Washington resident recalls 'Gilligan's Island' star

Michael Kramme posed Tuesday afternoon with documents and a photo he kept from his work with actor Dawn Wells in the 1980s. (Caitlin Yamada/ The Union)
Michael Kramme posed Tuesday afternoon with documents and a photo he kept from his work with actor Dawn Wells in the 1980s. (Caitlin Yamada/ The Union)

WASHINGTON — On Dec. 30, actor Dawn Wells died due to causes related to COVID-19.

When Washington resident Michael Kramme heard the news, he pulled out a binder of old photos and paperwork to look back on his experience directing Wells.

In the 1980s and 1990s, Kramme was the chairman of the Division of Fine Arts at Culver-Stockton College in Missouri. The school developed a guest artists program in 1987, where famous actors would take part in Culver productions and work with student understudies.

Kramme had an agent in Los Angeles who scouted artists for the program.

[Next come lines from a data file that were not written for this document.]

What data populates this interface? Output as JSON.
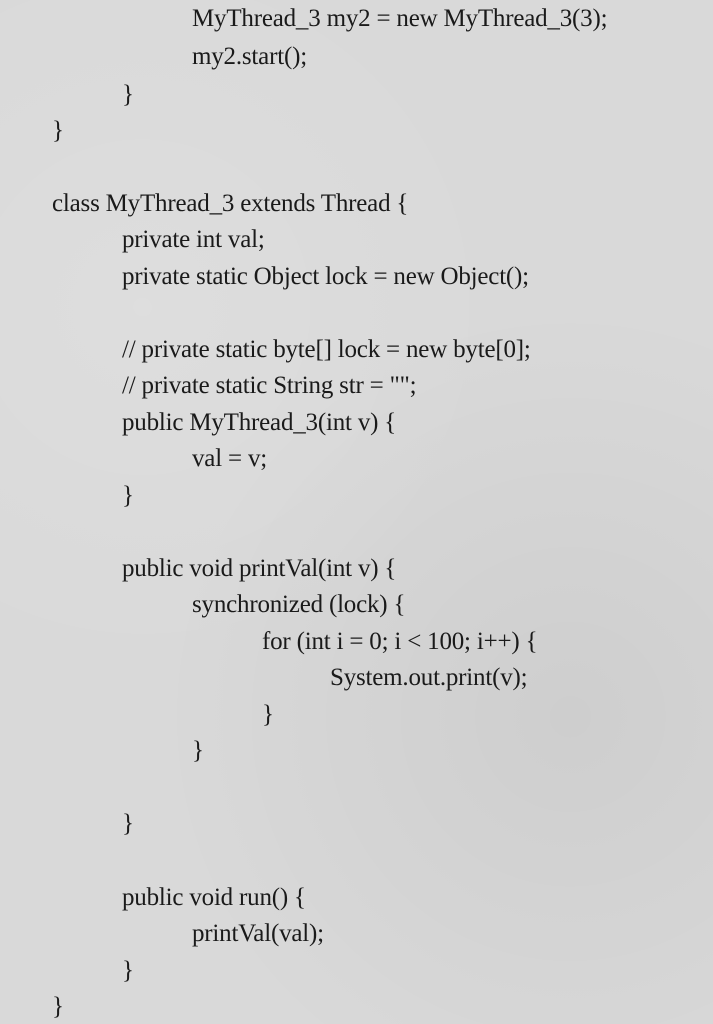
{
  "code_lines": [
    "MyThread_3 my2 = new MyThread_3(3);",
    "my2.start();",
    "}",
    "}",
    "class MyThread_3 extends Thread {",
    "private int val;",
    "private static Object lock = new Object();",
    "// private static byte[] lock = new byte[0];",
    "// private static String str = \"\";",
    "public MyThread_3(int v) {",
    "val = v;",
    "}",
    "public void printVal(int v) {",
    "synchronized (lock) {",
    "for (int i = 0; i < 100; i++) {",
    "System.out.print(v);",
    "}",
    "}",
    "}",
    "public void run() {",
    "printVal(val);",
    "}",
    "}"
  ]
}
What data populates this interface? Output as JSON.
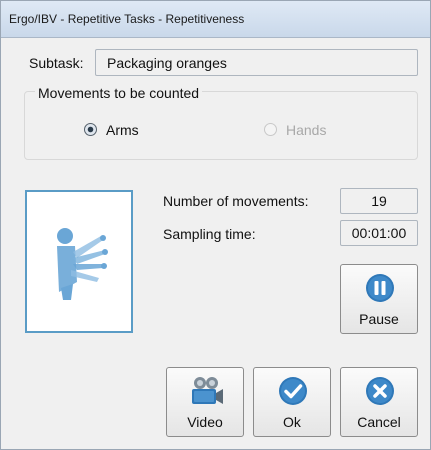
{
  "window": {
    "title": "Ergo/IBV - Repetitive Tasks - Repetitiveness"
  },
  "subtask": {
    "label": "Subtask:",
    "value": "Packaging oranges"
  },
  "movements_group": {
    "legend": "Movements to be counted",
    "options": [
      {
        "label": "Arms",
        "selected": true,
        "enabled": true
      },
      {
        "label": "Hands",
        "selected": false,
        "enabled": false
      }
    ]
  },
  "stats": {
    "num_movements_label": "Number of movements:",
    "num_movements_value": "19",
    "sampling_time_label": "Sampling time:",
    "sampling_time_value": "00:01:00"
  },
  "buttons": {
    "pause": "Pause",
    "video": "Video",
    "ok": "Ok",
    "cancel": "Cancel"
  },
  "colors": {
    "accent_blue": "#2f78b8",
    "figure_blue": "#6aa6d6"
  },
  "icons": {
    "figure": "worker-arms-motion-icon",
    "pause": "pause-icon",
    "video": "video-camera-icon",
    "ok": "checkmark-icon",
    "cancel": "close-icon"
  }
}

Actors Equity, the actors union, would create the contract after the play, role and dates were determined. Kramme pulled out his copy of the contract, showing his signature beside Wells’.

The students rehearsed for four weeks and then the artist would attend for a week.

“We would have three or four rehearsals and then the performance,” he said.

Kramme said the students did their best work during the artist program shows. It brought the performancesp to another level, he said.

In 1988, Wells was the featured artist. She was best known for her role as the wholesome Mary Ann on the 1960s television series “Gilligan’s Island.” When Kramme received Wells’ resume, he circled her experience in “See How They Run.”

“I knew the play, and I thought it would be a good fit,” he said.

She was a sweetheart, Kramme said. He said she was easy to work with and a delight.

Wells was always cheerful and enjoyed working with the students. He said years later she had a camp for young actors.

“There was that part of her personality that worked well,” he said.

The school provided a salary, housing and meals. Kramme said he was able to have several lunches and dinners during her week in the program.

Kramme’s binder is full of photos, information and contracts showcasing fond memories he has working with the program and various actors.

Kramme followed Wells’ progress years after participating in the program. He has kept magazine clippings from years after the performance in his binder.

Wells is not the only famous actor Kramme worked with. Barry Williams from the “Brady Bunch,” Eileen Barnett and George McDaniel from “Days of Our Lives,” and Marcia Wallace from “The Bob Newhart Show” all participated in the program.

The program still is successfully running, he said.